Arby takes her to the room he grew up in, the cell, and shows her a stone he has. An ancient stone that Jessica’s father gave her (she has one just like it) that he said gave Arby permission to do whatever he wanted – because the age of the rock proves they’re nothing more than a blink of an eye. Arby says he was the first person Corville experimented on – and says he was Corville’s son and the experiments went wrong. There’s an explosion and Arby adds that he has the manuscript but Jessica shouldn’t take it – don’t find out the truth like he did. She points a gun at him and demands it – and he shows her where it’s hidden.
She then leaves – without killing him.
Becky meets up with Donaldson and she smacks him for selling the manuscript to people who plan to sterilise the world. Donaldson hits back with some reality – if they sterilise the planet what does she think will happen to them as they get older? The Network says it’s not genocide but there’s going to be no pension plans or healthcare on a planet with no young people; without wealth you will die in the future if you are old. Becky says all the more reason to stop it but Donaldson counters that he doesn’t want to – because he thinks they’re right. She refuses to help him – but he gives her an ultimatum: he will be back tomorrow at noon with every last ounce of her medicine she owns.
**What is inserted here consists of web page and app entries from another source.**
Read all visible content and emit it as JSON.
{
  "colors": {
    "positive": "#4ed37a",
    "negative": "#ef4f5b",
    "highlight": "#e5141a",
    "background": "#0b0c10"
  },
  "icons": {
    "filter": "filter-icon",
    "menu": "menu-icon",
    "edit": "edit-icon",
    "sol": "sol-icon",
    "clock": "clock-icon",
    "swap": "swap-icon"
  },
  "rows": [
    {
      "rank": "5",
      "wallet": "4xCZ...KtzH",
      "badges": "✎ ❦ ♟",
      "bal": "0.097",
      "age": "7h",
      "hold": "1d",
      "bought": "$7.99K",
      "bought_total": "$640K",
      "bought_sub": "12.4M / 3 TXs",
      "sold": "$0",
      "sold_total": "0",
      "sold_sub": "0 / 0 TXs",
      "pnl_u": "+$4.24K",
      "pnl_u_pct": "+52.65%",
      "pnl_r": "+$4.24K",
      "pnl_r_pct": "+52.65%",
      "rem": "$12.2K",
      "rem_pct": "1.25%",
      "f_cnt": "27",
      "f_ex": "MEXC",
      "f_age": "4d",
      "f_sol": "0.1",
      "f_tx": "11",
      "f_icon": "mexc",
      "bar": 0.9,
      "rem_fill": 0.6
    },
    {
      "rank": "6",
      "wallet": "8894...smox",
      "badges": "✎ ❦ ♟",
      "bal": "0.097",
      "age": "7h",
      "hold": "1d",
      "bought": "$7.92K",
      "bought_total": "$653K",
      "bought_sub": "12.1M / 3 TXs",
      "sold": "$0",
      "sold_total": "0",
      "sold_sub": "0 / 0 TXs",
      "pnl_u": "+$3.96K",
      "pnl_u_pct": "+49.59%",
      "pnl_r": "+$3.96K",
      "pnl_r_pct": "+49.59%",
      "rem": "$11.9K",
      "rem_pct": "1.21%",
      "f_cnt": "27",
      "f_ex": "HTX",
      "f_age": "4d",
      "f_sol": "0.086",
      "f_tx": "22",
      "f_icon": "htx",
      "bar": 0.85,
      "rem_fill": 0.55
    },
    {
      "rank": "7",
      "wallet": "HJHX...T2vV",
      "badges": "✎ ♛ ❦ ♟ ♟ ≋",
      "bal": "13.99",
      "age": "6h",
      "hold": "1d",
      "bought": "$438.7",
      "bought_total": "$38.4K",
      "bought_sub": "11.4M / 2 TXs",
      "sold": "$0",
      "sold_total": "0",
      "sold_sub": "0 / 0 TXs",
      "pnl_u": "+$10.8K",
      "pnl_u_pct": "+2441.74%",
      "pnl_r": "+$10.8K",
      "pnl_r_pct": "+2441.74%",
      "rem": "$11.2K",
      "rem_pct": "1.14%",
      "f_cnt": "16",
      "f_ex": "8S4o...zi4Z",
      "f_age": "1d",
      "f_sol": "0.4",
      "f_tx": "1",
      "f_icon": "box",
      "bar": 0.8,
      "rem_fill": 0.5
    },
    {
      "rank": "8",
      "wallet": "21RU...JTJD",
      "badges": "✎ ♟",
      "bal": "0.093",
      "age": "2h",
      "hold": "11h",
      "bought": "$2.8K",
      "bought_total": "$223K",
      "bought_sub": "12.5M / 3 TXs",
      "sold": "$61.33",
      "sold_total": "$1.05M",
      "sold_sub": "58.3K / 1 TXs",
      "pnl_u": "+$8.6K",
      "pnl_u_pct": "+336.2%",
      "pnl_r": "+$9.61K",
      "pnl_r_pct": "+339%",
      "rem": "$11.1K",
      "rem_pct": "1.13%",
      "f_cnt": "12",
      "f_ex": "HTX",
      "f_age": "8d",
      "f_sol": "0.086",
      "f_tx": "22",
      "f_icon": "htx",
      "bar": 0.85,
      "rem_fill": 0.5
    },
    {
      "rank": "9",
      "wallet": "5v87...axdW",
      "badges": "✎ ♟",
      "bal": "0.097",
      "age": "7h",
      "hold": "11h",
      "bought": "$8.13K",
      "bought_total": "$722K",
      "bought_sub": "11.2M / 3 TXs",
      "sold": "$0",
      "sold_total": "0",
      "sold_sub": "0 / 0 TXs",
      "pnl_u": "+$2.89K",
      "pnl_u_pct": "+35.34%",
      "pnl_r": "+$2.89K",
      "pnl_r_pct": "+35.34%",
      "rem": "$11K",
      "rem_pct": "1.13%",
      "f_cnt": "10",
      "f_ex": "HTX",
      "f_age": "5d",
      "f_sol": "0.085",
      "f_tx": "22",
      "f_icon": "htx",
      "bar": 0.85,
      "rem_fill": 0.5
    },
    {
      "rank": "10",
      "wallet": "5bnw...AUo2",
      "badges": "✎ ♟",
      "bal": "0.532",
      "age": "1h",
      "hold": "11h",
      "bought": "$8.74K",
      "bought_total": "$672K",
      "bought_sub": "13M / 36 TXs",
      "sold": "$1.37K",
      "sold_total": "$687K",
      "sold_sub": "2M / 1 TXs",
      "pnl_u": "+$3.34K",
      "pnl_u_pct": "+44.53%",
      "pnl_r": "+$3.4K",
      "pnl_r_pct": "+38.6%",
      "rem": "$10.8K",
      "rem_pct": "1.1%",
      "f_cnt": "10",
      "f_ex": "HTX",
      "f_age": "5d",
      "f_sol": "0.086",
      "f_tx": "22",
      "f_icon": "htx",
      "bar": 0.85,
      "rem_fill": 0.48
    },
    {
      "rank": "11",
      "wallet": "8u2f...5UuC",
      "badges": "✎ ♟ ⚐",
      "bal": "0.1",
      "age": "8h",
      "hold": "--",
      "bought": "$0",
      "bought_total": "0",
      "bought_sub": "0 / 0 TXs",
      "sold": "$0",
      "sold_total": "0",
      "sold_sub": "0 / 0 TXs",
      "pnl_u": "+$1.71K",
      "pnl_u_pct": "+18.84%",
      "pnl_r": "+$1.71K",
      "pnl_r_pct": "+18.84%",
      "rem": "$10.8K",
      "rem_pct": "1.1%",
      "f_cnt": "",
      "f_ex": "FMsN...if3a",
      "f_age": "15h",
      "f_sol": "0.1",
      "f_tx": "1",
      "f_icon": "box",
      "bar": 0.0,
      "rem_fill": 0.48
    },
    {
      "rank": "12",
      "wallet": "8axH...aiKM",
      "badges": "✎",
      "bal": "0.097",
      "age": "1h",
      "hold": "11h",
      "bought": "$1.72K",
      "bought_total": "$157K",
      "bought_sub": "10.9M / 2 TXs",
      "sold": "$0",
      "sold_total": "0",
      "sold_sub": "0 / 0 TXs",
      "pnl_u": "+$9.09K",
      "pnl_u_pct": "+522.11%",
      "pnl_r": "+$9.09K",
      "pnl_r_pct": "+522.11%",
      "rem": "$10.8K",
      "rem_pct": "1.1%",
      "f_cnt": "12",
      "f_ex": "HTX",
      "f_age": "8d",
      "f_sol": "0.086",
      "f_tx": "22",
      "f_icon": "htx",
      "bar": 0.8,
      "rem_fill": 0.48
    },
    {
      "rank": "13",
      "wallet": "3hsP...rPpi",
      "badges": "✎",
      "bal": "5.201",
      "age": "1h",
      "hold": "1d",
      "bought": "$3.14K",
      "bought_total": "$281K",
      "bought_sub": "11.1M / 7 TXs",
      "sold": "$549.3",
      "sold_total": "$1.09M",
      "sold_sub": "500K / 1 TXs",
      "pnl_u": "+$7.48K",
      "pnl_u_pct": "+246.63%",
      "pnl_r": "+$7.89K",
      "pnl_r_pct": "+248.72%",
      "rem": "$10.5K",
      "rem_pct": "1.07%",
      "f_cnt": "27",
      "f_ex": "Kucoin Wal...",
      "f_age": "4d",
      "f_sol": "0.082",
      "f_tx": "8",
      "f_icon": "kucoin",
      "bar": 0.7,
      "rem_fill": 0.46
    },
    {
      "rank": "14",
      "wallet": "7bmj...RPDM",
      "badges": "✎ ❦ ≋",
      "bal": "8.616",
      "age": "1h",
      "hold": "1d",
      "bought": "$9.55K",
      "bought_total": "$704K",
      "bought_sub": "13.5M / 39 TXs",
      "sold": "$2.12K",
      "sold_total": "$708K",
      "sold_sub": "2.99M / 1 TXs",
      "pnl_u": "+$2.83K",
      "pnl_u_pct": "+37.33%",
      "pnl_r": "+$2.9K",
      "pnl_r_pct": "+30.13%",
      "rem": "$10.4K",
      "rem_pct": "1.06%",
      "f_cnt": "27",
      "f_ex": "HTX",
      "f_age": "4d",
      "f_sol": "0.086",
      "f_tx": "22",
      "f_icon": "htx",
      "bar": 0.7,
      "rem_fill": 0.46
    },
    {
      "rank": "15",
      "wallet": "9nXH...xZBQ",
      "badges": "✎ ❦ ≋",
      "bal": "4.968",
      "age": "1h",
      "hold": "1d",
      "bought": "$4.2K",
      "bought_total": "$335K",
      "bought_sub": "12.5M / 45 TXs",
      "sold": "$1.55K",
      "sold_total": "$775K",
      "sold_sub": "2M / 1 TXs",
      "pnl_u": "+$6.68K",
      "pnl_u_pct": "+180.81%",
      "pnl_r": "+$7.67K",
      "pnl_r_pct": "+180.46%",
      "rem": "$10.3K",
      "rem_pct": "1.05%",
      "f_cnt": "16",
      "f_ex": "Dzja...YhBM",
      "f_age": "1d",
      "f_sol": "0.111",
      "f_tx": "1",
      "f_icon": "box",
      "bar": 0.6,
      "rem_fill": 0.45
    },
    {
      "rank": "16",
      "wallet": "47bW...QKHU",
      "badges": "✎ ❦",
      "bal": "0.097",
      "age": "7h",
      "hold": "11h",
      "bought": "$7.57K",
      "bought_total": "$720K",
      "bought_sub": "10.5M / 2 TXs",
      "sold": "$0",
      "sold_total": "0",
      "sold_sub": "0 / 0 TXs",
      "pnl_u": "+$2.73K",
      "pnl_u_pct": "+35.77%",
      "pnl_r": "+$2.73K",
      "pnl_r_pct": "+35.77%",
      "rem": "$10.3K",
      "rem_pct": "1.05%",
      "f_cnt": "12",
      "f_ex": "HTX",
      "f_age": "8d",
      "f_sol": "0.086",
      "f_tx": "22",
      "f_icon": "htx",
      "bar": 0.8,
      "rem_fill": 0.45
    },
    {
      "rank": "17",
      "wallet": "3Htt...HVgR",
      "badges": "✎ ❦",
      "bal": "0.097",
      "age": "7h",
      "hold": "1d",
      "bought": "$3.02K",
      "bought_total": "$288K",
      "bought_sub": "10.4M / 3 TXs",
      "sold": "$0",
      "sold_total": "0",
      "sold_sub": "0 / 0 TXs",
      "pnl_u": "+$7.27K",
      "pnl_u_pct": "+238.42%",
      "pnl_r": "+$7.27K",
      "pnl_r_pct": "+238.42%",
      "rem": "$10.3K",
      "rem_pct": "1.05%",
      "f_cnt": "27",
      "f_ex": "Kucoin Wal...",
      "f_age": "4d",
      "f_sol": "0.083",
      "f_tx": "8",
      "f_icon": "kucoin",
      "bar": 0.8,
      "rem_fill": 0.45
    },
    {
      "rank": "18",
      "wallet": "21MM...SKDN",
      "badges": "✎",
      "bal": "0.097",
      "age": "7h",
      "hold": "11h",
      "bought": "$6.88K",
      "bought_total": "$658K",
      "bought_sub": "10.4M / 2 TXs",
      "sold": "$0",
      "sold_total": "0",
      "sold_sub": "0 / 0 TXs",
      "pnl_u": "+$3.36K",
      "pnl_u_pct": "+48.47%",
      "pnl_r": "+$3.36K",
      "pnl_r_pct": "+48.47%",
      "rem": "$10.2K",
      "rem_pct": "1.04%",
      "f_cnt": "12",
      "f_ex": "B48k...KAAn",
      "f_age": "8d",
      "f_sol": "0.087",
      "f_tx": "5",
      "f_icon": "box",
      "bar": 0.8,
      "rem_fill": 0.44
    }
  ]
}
If she isn’t there, he’ll throw it in the lake.
Ian, Grant and Alice go to see Michael with their vaccine sample. And Ian tells them what it does (extra poignant for Michael since he and Jen have been fighting so hard to have children). He goes to call Donaldson to pass the vaccine on – but he keeps looking guiltily at his wife who is watching him the whole time, He agrees to pass the vaccine on and arranges to meet Ian again.
But as they leave they run into armed police (Michael seems to have called them) they run out the back door, Ian carrying Alice as the police capture Grant (who they still think is guilty of a school massacre).
Becky returns to the mansion to find Wilson on the floor with his knife wound.
Jessica reads the manuscript.
Conran returns to his office, staggering in to see the Assistant and Geoff; Geoff wants to know what Conran told them. Geoff keeps asking, Conran keeps lying until the Assistant tells him to finish him – he’s served his purpose and is now a liability. He gives Geoff a rope (he’s not going to do it himself now, is he?) and tells him that Conran’s medical records have been altered to show a history of depression. And the Assistant makes it clear it’s not a request, it’s an order.
Aaargh, someone’s dropped a huge terrifying ethical quandary into the middle of my evil conspiracy theory! The Network completely evil – so absolutely, horrifically evil killing and torturing and maiming and experimenting on people. Of course they’re evil and must be stopped.
And then Conran asks “and what’s your answer?” Damn, here’s a show that will do terrible things to your mind and thinking.
But then Donaldson turns round and really skewers the whole idea of it not being genocide – because in a world without young people you doom the majority of the population to a helpless, poverty wracked old age.
And then there’s Arby and Jessica, so dangerous, so deadly, so broken, so pitiable – scary and villainous and cruel and hurting… damn they’re so well acted and presented and so conflicted.
And so many people are hanging sides, but can we really condemn any of them? (Except maybe Donaldson). I mean, Wilson because he agrees with the Network – can you call him a naïve fool when he is more a victim than any of them? Michael who has just got his family back together and on the right track (though I hate that Anya has been turned into a forced surrogate. For a while I thought she was actually being cared for and protected, valued – but in the end she was valued for her womb and nothing more).
It’s a complex, heavy and very emotionally charged show.